Talks to Resume on Winter Gas for Ukrainei
X
Al Pessin
October 25, 2014 4:21 PM
Ukrainian and Russian officials will meet again next week in an effort to settle their dispute over natural gas supplies that threatens to leave Ukraine short of heating fuel for the coming winter. VOA’s Al Pessin reports from London the dispute is complex, and has both economic and geopolitical dimensions.
Video

Video Talks to Resume on Winter Gas for Ukraine

Ukrainian and Russian officials will meet again next week in an effort to settle their dispute over natural gas supplies that threatens to leave Ukraine short of heating fuel for the coming winter. VOA’s Al Pessin reports from London the dispute is complex, and has both economic and geopolitical dimensions.
Video

Video Smugglers Offer Cheap Passage From Turkey to Syria

Smugglers in Turkey offer a relatively cheap passage across the border into Syria. Ankara has stepped up efforts to stem the flow of foreign fighters who want to join Islamic State militants fighting for control of the Syrian border city of Kobani. But porous borders and border guards who can be bribed make illegal border crossings quite easy. Zlatica Hoke has more.
Video

Video China Political Meeting Seeks to Improve Rule of Law

China’s communist leaders will host a top level political meeting this week, called the Fourth Plenum, and for the first time in the party’s history, rule of law will be a key item on the agenda. Analysts and Chinese media reports say the meetings could see the approval of long-awaited measures aimed at giving courts more independence and include steps to enhance an already aggressive and high-reaching anti-corruption drive. VOA’s Bill Ide has more from Beijing.
Video

Video After Decades of Pressure, Luxembourg Drops Bank Secrecy Rules
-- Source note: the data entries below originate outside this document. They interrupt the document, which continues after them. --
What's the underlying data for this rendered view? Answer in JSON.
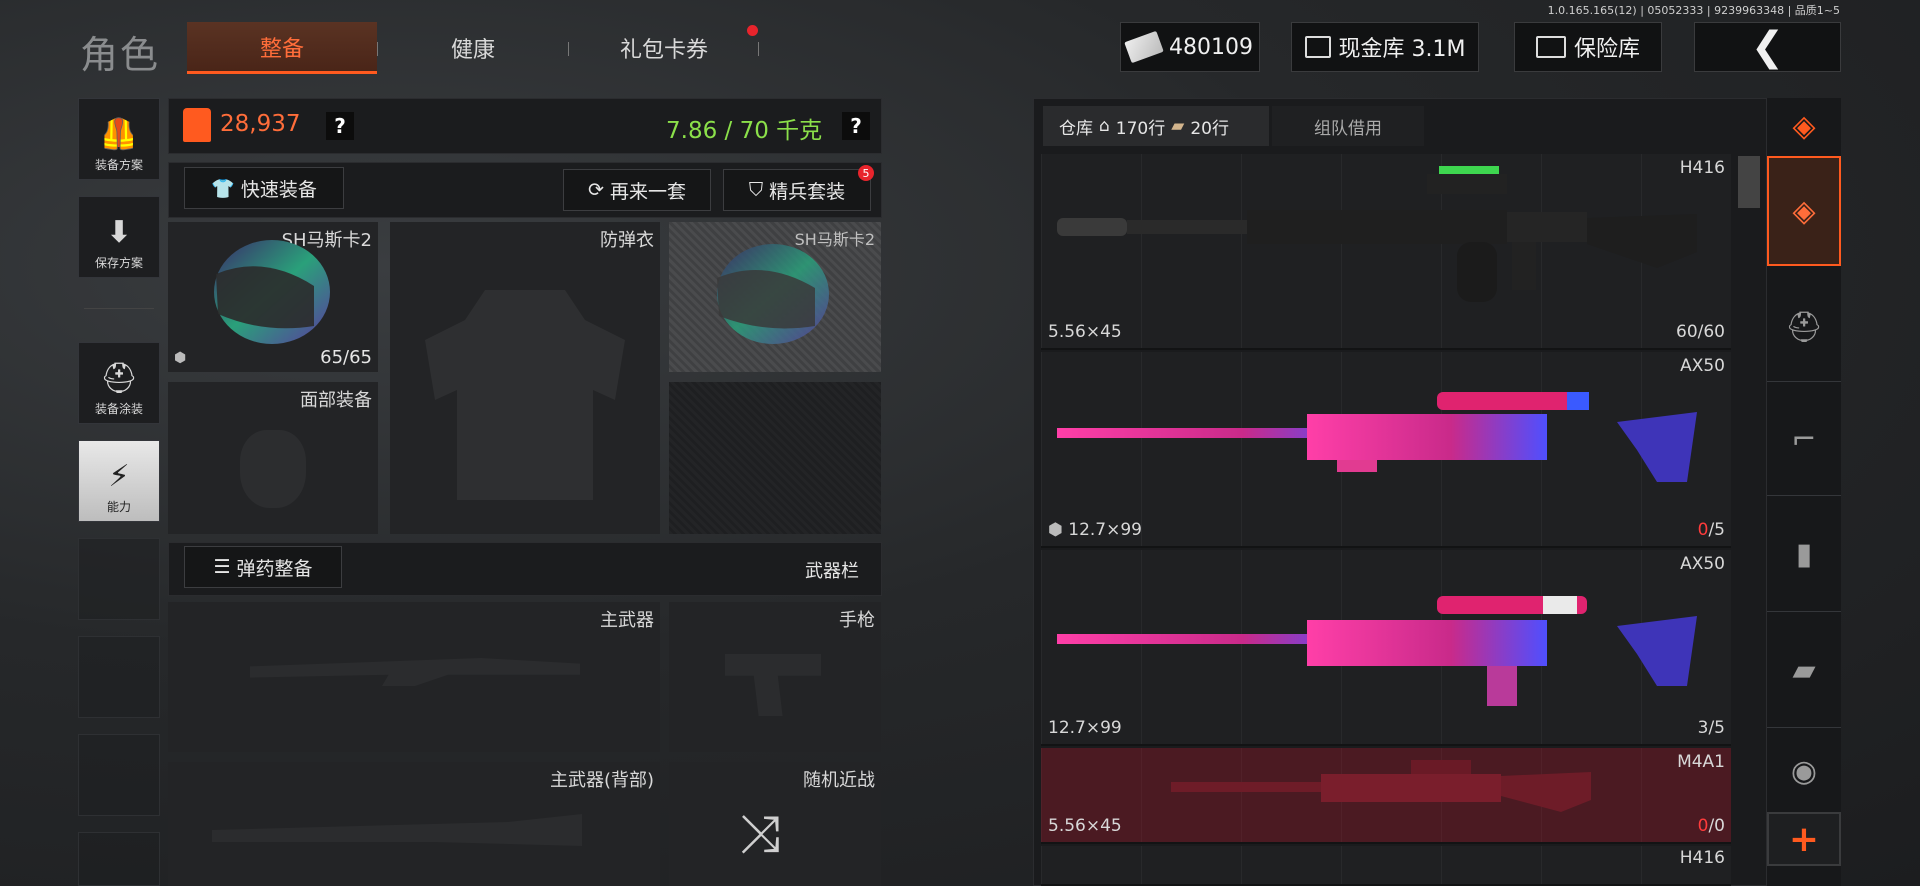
{
  "version": "1.0.165.165(12) | 05052333 | 9239963348 | 品质1~5",
  "title": "角色",
  "tabs": [
    {
      "label": "整备",
      "active": true
    },
    {
      "label": "健康",
      "active": false
    },
    {
      "label": "礼包卡券",
      "active": false,
      "badge_dot": true
    }
  ],
  "topbar": {
    "currency": "480109",
    "cash_vault": "现金库 3.1M",
    "insurance": "保险库"
  },
  "sidebar": [
    {
      "label": "装备方案",
      "icon": "vest-icon"
    },
    {
      "label": "保存方案",
      "icon": "download-icon"
    },
    {
      "label": "装备涂装",
      "icon": "soldier-helmet-icon"
    },
    {
      "label": "能力",
      "icon": "lightning-hex-icon"
    }
  ],
  "loadout": {
    "value": "28,937",
    "weight": "7.86 / 70 千克",
    "quick_equip": "快速装备",
    "again": "再来一套",
    "elite": "精兵套装",
    "elite_badge": "5",
    "ammo_equip": "弹药整备",
    "weapon_bar": "武器栏"
  },
  "slots": {
    "helmet": {
      "name": "SH马斯卡2",
      "durability": "65/65"
    },
    "armor": {
      "label": "防弹衣"
    },
    "helmet_copy": {
      "name": "SH马斯卡2"
    },
    "face": {
      "label": "面部装备"
    },
    "primary": {
      "label": "主武器"
    },
    "pistol": {
      "label": "手枪"
    },
    "primary_back": {
      "label": "主武器(背部)"
    },
    "melee": {
      "label": "随机近战"
    }
  },
  "warehouse": {
    "tab_storage": "仓库",
    "rows": "170行",
    "ammo_rows": "20行",
    "tab_team": "组队借用",
    "items": [
      {
        "name": "H416",
        "caliber": "5.56×45",
        "count": "60/60",
        "count_red": "",
        "count_rest": "",
        "red": false
      },
      {
        "name": "AX50",
        "caliber": "12.7×99",
        "count": "",
        "count_red": "0",
        "count_rest": "/5",
        "red": false
      },
      {
        "name": "AX50",
        "caliber": "12.7×99",
        "count": "3/5",
        "count_red": "",
        "count_rest": "",
        "red": false
      },
      {
        "name": "M4A1",
        "caliber": "5.56×45",
        "count": "",
        "count_red": "0",
        "count_rest": "/0",
        "red": true
      },
      {
        "name": "H416",
        "caliber": "",
        "count": "",
        "count_red": "",
        "count_rest": "",
        "red": false
      }
    ]
  },
  "categories": [
    "layers-refresh-icon",
    "layers-icon",
    "helmet-icon",
    "rifle-icon",
    "magazine-icon",
    "ammo-icon",
    "scope-icon"
  ],
  "colors": {
    "accent": "#ff5a1f",
    "weight_green": "#8be04a",
    "value_orange": "#ff6d3a",
    "alert_red": "#e8242c"
  }
}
European Union finance ministers have reached a breakthrough agreement that will make it more difficult for tax cheats to hide their money. The new legislation, which had been blocked for years by countries with a reputation as tax havens, was approved last week after Luxembourg and Austria agreed to lift their vetoes. But as Mil Arcega reports, it doesn’t mean tax cheats have run out of places to keep their money hidden.
Video

Video Kobani Refugees Welcome, Turkey Criticizes, US Airdrop

Residents of Kobani in northern Syria have welcomed the airdrop of weapons, ammunition and medicine to Kurdish militia who are resisting the seizure of their city by Islamic State militants. The Turkish government, however, has criticized the operation. VOA’s Scott Bobb reports from southeastern Turkey, across the border from Kobani.
Video

Video US ‘Death Cafes’ Put Focus on the Finale

In contemporary America, death usually is a topic to be avoided. But the growing “death café” movement encourages people to discuss their fears and desires about their final moments. VOA’s Jerome Socolovsky reports.
Video

Video Ebola Orphanage Opens in Sierra Leone

Sierra Leone's first Ebola orphanage has opened in the Kailahun district. Hundreds of children orphaned since the beginning of the Ebola outbreak face stigma and rejection with nobody to care for them. Adam Bailes reports for VOA about a new interim care center that's aimed at helping the growing number of children affected by Ebola.

All About America

AppleAndroid